One definition of marketing is getting someone to know-like-and-trust you enough to reach in their pocket and give you money for your product or service. In business networking, Know-Like-Trust becomes Know-Recommend-Vouch. But not all businesses are the same. Some businesses can rely on simply knowing or liking. If your business requires a vouch in order to get a referral, how are you making that easier for those who in a position to send you a referral?
Social networking’s grandfather was Mark Granovetter who published the paper called “The Strength of Weak Ties.” In a nutshell, his study shows that people in your 2nd-degree network — friends-of-friends — are in a better position to send you new business. E.g. If Mike trusts Joe and Joe trusts you, Mike’s in a position to trust you too. How are you leveraging your weak ties?
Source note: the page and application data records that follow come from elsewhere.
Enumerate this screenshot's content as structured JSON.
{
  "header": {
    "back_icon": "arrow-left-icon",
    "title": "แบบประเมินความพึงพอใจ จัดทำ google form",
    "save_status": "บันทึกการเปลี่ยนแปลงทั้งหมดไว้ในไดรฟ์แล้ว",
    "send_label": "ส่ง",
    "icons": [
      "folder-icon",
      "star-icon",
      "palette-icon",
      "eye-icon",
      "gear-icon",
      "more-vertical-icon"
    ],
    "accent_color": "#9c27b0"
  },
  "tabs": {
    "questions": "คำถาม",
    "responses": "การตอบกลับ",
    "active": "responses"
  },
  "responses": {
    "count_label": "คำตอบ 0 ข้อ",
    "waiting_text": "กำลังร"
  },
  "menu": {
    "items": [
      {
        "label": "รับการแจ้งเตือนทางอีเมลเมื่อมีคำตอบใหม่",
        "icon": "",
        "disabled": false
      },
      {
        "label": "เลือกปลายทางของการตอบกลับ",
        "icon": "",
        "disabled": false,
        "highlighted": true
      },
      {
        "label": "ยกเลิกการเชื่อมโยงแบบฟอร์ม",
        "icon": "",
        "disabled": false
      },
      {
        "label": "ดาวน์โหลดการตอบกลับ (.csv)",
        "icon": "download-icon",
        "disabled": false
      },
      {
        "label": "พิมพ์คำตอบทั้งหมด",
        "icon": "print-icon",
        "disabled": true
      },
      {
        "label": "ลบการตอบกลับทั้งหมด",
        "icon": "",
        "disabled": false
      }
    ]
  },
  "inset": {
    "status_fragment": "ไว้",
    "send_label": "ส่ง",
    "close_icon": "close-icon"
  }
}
One way to do so is by… rule #3: Show up. (Wood Allen said it best.) Attend events. Participate in online discussions. Follow up after you’ve met someone. Track the referrals you’re sent and thank those who’ve sent you a new client — it’s the best way for it to turn into more new clients.
Your friends don’t trust you. Nor should they. I have a friend from college who’s a bookkeeper. We’re social on Facebook and I like her. It doesn’t mean I can send her bookkeeping clients, I have no idea if she’s any good at bookkeeping. How many of your friends could say the same thing about your product of service? How can you change that?
ExactTarget.com conducted a study called Subscribers, Fans & Followers. Of all online consumers 43% said they had “liked” a brand. However 70% of those who had liked a brand said they didn’t feel they had given the company permission to market to them. And 39% said, “Marketers should NEVER interpret my ‘like’ as permission to post marketing messages that would appear on my News Feed.” What do people use Facebook for then? 59% of users say they use it to “maintain personal relationships.” Only 15% say they use Facebook for “professional contacts.” How are you using Facebook to engage with your customers?
How are business “friends” and personal friends different? They’re not. When you accept an invitation to connect with someone on a social network you’re becoming “digital friends.” They both follow the same rules of the Trust Test. Trust is something you build — rule #4. Build trust first before you start selling to anyone.
And that leads to rule #5: Be helpful. Professor Susan Friske did a study out of Princeton that can be summarized in the two questions people ask themselves upon first meeting you — How warm are you? How competent? Meaning, are you a friend or a foe? If you’re a foe, can you hurt me? If you’re a friend, help me?
At the very foundation your customers are asking, what’s in it for me? How are you answering that?
View the full slide deck here: http://www.slideshare.net/biznik/your-friends-dont-trust-you-slbs-2012